Each line of the records that holds the word "data" should be copied out.
[EXERCISE MATERIAL]
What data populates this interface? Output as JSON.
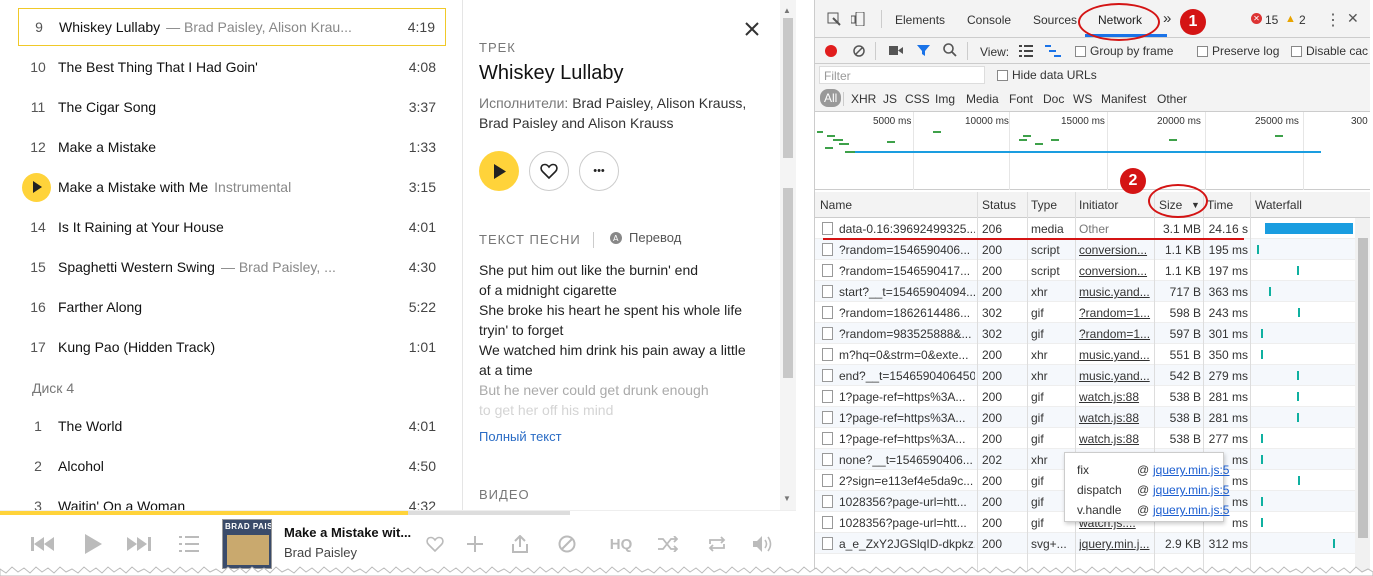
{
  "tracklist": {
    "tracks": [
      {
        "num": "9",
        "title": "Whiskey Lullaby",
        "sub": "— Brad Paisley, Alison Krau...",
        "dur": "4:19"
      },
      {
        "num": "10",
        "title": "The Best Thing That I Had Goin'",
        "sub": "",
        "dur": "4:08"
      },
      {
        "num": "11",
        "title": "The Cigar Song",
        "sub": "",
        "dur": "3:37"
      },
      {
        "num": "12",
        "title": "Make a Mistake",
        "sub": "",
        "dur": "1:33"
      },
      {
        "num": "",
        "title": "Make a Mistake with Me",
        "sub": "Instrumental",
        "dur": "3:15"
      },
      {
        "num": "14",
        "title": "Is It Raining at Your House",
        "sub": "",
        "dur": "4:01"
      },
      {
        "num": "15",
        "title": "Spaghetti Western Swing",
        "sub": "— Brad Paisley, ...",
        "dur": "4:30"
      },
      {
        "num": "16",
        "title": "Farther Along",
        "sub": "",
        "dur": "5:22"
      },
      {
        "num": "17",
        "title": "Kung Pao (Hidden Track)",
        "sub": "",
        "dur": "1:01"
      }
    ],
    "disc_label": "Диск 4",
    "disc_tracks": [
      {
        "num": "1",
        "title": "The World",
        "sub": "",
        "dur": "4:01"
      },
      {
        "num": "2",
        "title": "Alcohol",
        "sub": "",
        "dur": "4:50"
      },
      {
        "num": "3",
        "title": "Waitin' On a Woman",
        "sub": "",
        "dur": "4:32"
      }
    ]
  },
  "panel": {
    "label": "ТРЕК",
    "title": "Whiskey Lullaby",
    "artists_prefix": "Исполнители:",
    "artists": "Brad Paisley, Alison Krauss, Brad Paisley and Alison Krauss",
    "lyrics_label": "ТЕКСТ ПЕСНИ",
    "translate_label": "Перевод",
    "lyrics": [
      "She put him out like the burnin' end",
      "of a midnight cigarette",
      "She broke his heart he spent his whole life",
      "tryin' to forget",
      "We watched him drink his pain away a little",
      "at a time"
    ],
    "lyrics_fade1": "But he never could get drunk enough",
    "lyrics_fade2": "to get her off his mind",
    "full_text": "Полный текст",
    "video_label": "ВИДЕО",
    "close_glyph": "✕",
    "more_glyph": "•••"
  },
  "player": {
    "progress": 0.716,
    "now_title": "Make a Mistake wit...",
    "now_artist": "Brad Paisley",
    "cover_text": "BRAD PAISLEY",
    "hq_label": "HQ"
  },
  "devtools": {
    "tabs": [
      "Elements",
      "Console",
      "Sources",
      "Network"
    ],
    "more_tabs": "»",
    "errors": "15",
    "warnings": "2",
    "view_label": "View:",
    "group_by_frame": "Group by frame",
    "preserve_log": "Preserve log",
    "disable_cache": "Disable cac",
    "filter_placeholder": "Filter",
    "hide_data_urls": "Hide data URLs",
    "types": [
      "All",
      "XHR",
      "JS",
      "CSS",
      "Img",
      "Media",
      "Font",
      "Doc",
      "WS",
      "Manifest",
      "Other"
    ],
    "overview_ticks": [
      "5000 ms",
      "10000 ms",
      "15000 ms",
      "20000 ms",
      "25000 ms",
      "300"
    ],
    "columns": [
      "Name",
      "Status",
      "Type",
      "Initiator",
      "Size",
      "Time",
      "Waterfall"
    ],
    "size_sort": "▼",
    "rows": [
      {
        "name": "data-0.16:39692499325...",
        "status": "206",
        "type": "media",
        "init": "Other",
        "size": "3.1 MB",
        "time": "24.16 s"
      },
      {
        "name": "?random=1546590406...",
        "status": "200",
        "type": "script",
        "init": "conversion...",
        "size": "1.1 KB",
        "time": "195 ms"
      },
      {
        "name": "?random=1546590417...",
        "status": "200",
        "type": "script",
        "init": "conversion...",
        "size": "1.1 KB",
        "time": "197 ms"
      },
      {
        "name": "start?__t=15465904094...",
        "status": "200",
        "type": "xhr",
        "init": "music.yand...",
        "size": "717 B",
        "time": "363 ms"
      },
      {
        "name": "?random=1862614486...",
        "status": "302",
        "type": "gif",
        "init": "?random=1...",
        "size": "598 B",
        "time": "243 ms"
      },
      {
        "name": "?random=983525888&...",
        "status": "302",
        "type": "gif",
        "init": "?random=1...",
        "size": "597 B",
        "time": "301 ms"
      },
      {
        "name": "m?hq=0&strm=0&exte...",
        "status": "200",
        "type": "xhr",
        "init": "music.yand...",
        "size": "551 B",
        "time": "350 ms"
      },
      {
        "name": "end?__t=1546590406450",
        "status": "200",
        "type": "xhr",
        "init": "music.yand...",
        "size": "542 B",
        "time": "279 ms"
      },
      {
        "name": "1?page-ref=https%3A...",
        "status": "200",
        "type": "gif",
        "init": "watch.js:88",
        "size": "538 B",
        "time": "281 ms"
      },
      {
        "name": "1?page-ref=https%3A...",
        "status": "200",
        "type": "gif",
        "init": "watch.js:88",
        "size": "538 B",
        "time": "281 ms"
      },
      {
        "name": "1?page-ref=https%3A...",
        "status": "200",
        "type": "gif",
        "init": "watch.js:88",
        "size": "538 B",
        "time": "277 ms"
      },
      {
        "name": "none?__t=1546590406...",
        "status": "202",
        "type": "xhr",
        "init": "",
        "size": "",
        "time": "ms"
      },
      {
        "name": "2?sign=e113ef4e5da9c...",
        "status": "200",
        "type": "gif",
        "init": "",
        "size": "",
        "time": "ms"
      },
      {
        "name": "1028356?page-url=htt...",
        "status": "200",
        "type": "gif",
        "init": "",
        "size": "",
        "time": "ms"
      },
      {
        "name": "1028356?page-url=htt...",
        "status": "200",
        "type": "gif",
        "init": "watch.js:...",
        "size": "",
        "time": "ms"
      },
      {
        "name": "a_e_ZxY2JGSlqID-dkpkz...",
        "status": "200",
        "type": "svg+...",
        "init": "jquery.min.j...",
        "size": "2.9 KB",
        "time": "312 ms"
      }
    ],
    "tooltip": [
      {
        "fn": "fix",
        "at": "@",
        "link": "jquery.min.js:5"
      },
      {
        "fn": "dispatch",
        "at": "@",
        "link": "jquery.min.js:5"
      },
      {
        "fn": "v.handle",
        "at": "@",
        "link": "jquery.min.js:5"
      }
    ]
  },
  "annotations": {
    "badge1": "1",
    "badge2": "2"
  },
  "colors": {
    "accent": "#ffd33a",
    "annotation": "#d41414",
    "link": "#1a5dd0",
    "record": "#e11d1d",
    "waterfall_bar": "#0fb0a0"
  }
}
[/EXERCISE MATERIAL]
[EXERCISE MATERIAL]
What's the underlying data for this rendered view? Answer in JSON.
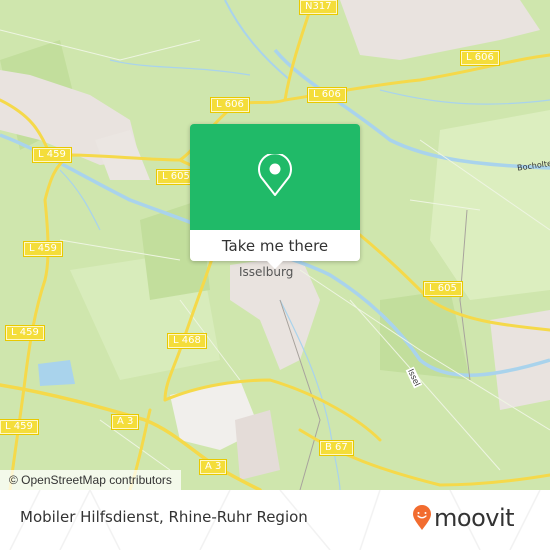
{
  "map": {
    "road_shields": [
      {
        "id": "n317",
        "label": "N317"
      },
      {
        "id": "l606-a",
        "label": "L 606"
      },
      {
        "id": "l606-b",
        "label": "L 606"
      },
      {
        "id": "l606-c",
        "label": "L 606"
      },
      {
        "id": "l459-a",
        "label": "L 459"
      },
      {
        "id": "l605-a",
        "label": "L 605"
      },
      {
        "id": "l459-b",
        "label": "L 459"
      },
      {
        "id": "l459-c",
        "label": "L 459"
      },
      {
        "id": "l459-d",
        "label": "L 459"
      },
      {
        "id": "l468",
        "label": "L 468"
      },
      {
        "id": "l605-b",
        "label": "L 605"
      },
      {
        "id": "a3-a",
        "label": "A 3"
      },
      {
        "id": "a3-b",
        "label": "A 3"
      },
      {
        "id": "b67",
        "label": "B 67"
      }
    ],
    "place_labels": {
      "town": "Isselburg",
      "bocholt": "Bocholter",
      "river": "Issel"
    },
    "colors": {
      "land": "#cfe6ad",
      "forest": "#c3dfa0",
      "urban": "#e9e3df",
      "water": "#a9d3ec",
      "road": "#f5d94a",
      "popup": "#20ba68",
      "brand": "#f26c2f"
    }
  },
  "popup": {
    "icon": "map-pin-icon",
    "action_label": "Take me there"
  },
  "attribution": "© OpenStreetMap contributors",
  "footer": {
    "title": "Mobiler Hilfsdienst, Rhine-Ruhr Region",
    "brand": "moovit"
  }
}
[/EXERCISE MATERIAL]
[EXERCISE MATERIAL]
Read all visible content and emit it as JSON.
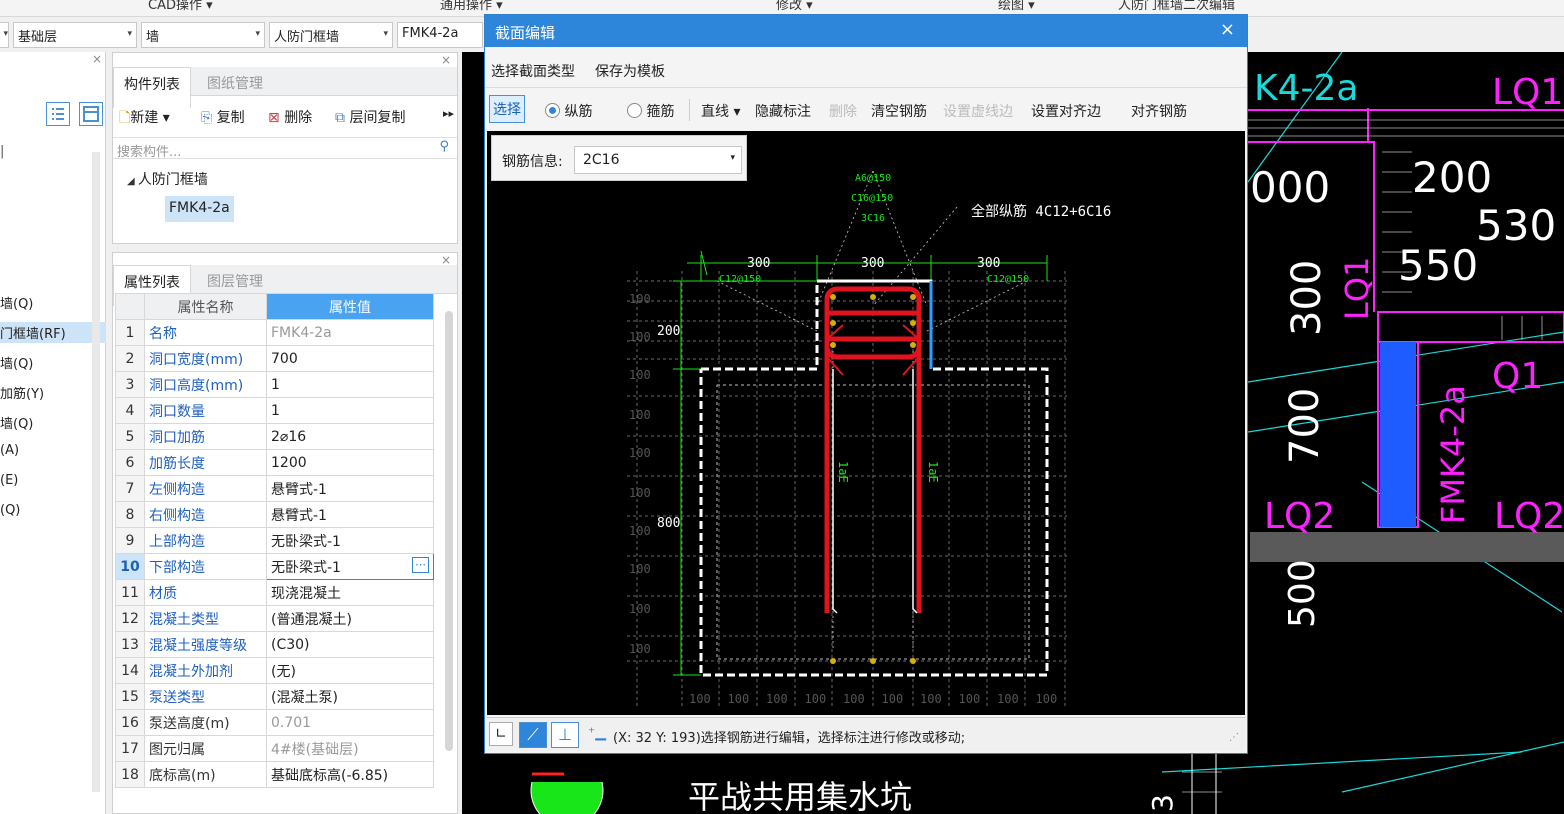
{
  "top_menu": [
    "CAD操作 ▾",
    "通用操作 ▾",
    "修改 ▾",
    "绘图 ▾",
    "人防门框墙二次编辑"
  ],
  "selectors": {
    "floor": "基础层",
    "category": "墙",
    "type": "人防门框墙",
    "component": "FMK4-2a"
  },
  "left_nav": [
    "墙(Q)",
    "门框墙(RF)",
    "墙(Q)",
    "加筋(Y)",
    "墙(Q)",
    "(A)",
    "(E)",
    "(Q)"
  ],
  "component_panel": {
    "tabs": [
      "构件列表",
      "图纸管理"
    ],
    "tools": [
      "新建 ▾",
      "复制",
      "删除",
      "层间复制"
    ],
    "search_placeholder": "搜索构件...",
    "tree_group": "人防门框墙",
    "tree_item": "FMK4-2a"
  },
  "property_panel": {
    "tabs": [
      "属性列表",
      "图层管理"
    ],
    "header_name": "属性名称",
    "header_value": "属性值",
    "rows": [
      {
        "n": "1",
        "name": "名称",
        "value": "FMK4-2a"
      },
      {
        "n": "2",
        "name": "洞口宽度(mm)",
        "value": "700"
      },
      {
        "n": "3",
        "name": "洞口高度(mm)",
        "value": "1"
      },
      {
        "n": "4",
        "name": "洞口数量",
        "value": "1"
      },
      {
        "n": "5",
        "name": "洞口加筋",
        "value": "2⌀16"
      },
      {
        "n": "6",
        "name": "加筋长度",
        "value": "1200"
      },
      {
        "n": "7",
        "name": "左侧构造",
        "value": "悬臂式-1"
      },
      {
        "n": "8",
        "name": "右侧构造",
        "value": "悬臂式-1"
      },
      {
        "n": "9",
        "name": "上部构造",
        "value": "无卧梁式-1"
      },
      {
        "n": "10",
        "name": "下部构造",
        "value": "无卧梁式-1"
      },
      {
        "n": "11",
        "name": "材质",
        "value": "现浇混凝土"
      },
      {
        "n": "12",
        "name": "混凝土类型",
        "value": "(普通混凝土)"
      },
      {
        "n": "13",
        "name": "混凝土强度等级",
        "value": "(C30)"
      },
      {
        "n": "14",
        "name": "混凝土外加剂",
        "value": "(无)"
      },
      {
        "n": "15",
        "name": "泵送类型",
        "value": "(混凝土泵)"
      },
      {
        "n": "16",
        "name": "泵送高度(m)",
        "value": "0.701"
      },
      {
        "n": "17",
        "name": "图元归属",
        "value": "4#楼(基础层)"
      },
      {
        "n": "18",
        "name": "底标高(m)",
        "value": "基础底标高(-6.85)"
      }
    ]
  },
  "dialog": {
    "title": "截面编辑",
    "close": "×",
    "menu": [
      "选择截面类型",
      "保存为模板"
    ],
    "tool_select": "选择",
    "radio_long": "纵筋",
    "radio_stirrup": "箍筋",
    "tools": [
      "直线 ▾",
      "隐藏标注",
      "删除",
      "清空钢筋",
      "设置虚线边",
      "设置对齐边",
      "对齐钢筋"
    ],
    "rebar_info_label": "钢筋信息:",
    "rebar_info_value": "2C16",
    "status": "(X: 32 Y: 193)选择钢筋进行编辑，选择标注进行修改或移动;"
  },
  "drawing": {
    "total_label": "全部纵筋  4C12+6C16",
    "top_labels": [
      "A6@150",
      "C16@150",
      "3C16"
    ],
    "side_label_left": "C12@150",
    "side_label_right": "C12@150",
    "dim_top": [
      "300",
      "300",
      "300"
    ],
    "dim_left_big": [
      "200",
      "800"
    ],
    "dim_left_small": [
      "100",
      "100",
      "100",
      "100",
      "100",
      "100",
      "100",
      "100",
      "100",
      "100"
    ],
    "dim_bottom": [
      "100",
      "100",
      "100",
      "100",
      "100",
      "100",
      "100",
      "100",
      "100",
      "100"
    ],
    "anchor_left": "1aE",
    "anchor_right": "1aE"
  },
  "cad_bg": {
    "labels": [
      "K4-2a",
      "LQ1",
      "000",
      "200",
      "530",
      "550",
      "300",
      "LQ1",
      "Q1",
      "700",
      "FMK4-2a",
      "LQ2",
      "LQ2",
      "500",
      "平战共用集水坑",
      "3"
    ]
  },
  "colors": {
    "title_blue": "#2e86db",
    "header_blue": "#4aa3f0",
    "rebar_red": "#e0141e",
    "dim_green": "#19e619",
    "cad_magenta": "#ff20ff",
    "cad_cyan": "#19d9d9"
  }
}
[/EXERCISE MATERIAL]
▸ **ANSWER BOX**:
What data populates this interface? Output as JSON.
    "hide_data_urls": "Hide data URLs",
        "name": "data-0.16:39692499325...",
What's the underlying data for this rendered view? Answer in JSON.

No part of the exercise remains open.